A varied week, from the Chief Ombudsman resigning to a couple of interesting court decisions. Best news of the week – Law for more affordable school uniform could be in place by start of autumn term – although Tories are calling for it to be delayed.
Tweet of the week
Dorries just said that most nurses will understand and accept the1% pay rise BECAUSE THEY HAVE HUSBANDS AND PARTNERS WHO ARE BRINGING IN SALARIES.
How are we STILL having this conversation???? 😡😡😡
— Eva Feltham 💙 3.5% REJOINER FBPE (@MyGineration) March 11, 2021
- Justice denied by the scam logjam: Cases are piling up at the financial complaints watchdog, leaving victims waiting years for refunds Mail: a huge caseload of 158,038 open complaints – more than 1 in 6 of which were first logged over a year ago.
- Chief Ombudsman Caroline Wayman resigns my article
- Habito to launch ‘lifetime’ fixed-rate mortgage that lets you lock in for up to 40 years – here’s how it stacks up MSE: No early repayment fee, but the initial fee is high and the APR isn’t the cheapest. So it’s a complicated decision.
- Metro Bank launches ‘near prime’ mortgages for borrowers with low credit scores, missed payments and even repossessions on their record Mail: But no payday loans and a high APR.
How do we define “consumers in vulnerable circumstances”? Blog from Citizens Advice Energy policy manager: I think a single definition of vulnerability across essential services across regulators would support our work to design markets that are fair for all.
Benefits freeze will leave tenants across Britain facing rent arrears of £1,000 Guardian: The March 2020 budget restored the [LHA-rent] link to the 30th percentile, with far more renters fully covered by benefit as a result, but the new freeze, which has been announced for one year, will erode it again.
You are not alone – Guide to surviving economic abuse A new digital guide.
- Blemain Finance Limited Consumer credit litigation blog: The court concluded that the interest variation clause was unfair because there was no way a consumer could possibly work out with any certainty how or when their interest may vary. The Court also ruled that the charges were unfair. Any debt advisers that would like a copy of the judgment, let me know – it may be useful in similar situations with other bad credit secured lenders but it is a county court case, so not a precedent.
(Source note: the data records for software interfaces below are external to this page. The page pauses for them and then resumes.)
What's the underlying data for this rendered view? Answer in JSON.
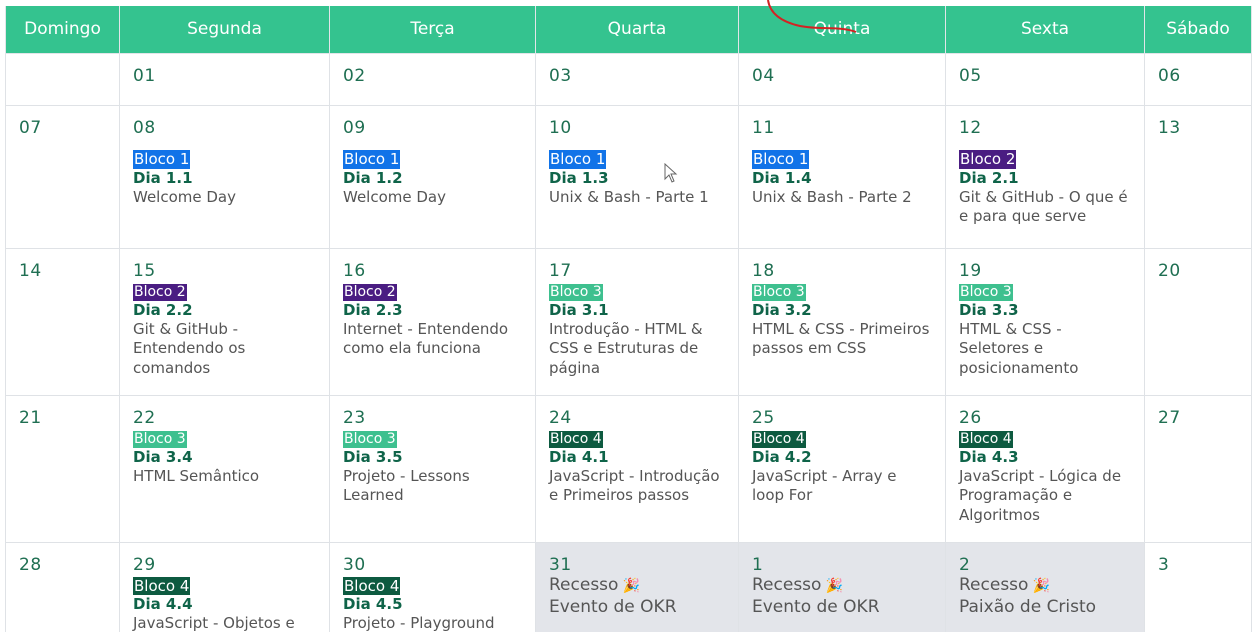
{
  "weekdays": [
    "Domingo",
    "Segunda",
    "Terça",
    "Quarta",
    "Quinta",
    "Sexta",
    "Sábado"
  ],
  "colors": {
    "header": "#34c38f",
    "bloco_1": "#1173e8",
    "bloco_2": "#4a1d82",
    "bloco_3": "#3ec08f",
    "bloco_4": "#0d5a40",
    "recess_bg": "#e3e5ea",
    "annotation": "#d22323"
  },
  "weeks": [
    [
      {
        "day": ""
      },
      {
        "day": "01"
      },
      {
        "day": "02"
      },
      {
        "day": "03"
      },
      {
        "day": "04"
      },
      {
        "day": "05"
      },
      {
        "day": "06"
      }
    ],
    [
      {
        "day": "07"
      },
      {
        "day": "08",
        "bloco": "Bloco 1",
        "dia": "Dia 1.1",
        "desc": "Welcome Day"
      },
      {
        "day": "09",
        "bloco": "Bloco 1",
        "dia": "Dia 1.2",
        "desc": "Welcome Day"
      },
      {
        "day": "10",
        "bloco": "Bloco 1",
        "dia": "Dia 1.3",
        "desc": "Unix & Bash - Parte 1"
      },
      {
        "day": "11",
        "bloco": "Bloco 1",
        "dia": "Dia 1.4",
        "desc": "Unix & Bash - Parte 2"
      },
      {
        "day": "12",
        "bloco": "Bloco 2",
        "dia": "Dia 2.1",
        "desc": "Git & GitHub - O que é e para que serve"
      },
      {
        "day": "13"
      }
    ],
    [
      {
        "day": "14"
      },
      {
        "day": "15",
        "bloco": "Bloco 2",
        "dia": "Dia 2.2",
        "desc": "Git & GitHub - Entendendo os comandos"
      },
      {
        "day": "16",
        "bloco": "Bloco 2",
        "dia": "Dia 2.3",
        "desc": "Internet - Entendendo como ela funciona"
      },
      {
        "day": "17",
        "bloco": "Bloco 3",
        "dia": "Dia 3.1",
        "desc": "Introdução - HTML & CSS e Estruturas de página"
      },
      {
        "day": "18",
        "bloco": "Bloco 3",
        "dia": "Dia 3.2",
        "desc": "HTML & CSS - Primeiros passos em CSS"
      },
      {
        "day": "19",
        "bloco": "Bloco 3",
        "dia": "Dia 3.3",
        "desc": "HTML & CSS - Seletores e posicionamento"
      },
      {
        "day": "20"
      }
    ],
    [
      {
        "day": "21"
      },
      {
        "day": "22",
        "bloco": "Bloco 3",
        "dia": "Dia 3.4",
        "desc": "HTML Semântico"
      },
      {
        "day": "23",
        "bloco": "Bloco 3",
        "dia": "Dia 3.5",
        "desc": "Projeto - Lessons Learned"
      },
      {
        "day": "24",
        "bloco": "Bloco 4",
        "dia": "Dia 4.1",
        "desc": "JavaScript - Introdução e Primeiros passos"
      },
      {
        "day": "25",
        "bloco": "Bloco 4",
        "dia": "Dia 4.2",
        "desc": "JavaScript - Array e loop For"
      },
      {
        "day": "26",
        "bloco": "Bloco 4",
        "dia": "Dia 4.3",
        "desc": "JavaScript - Lógica de Programação e Algoritmos"
      },
      {
        "day": "27"
      }
    ],
    [
      {
        "day": "28"
      },
      {
        "day": "29",
        "bloco": "Bloco 4",
        "dia": "Dia 4.4",
        "desc": "JavaScript - Objetos e"
      },
      {
        "day": "30",
        "bloco": "Bloco 4",
        "dia": "Dia 4.5",
        "desc": "Projeto - Playground"
      },
      {
        "day": "31",
        "recess": "Recesso",
        "note": "Evento de OKR"
      },
      {
        "day": "1",
        "recess": "Recesso",
        "note": "Evento de OKR"
      },
      {
        "day": "2",
        "recess": "Recesso",
        "note": "Paixão de Cristo"
      },
      {
        "day": "3"
      }
    ]
  ]
}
- CA Judgment in ‘Potter’: PPI and Limitation Gough Square Chambers blog – Court of Appeal upholds Canada Square v Potter judgment, so the 6 year Statute of Limitations did not run on this Plevin-style PPI case.
Benefits & other news
Law for more affordable school uniform could be in place by start of autumn term Mirror: Law will allow struggling mums and dads to choose where they buy kit instead of being forced to use monopoly suppliers tied to specific schools
- Reform urged for outdated council tax that hits poor hardest Guardian: within 20 years a homeowner in Easington can expect to have paid 37% of the value of their property in council tax, while a homeowner in Westminster would have paid just 1.9% of the value of their property.
- “I have given you an explanation on your Universal Credit payment, unfortunately it is not for me to comment or discuss your question on how you are to survive” Z2K blog Sarah* asked her Universal Credit case manager how she, her partner and 2 children were supposed to live on £73 for the entire month
Football Index: A community in ‘grief’ as users seek legal action after feeling ‘conned’ by the platform iNews: Users tell i how they were sold a dream by the self-styled ‘football stockmarket’ but have lost thousands now it has gone into administration
Greensill Capital collapse shows City watchdog needs shake-up, say MPs Guardian: MPs question how FCA could let Greensill operate unchecked in UK, claiming regulator is failing to protect firms and investors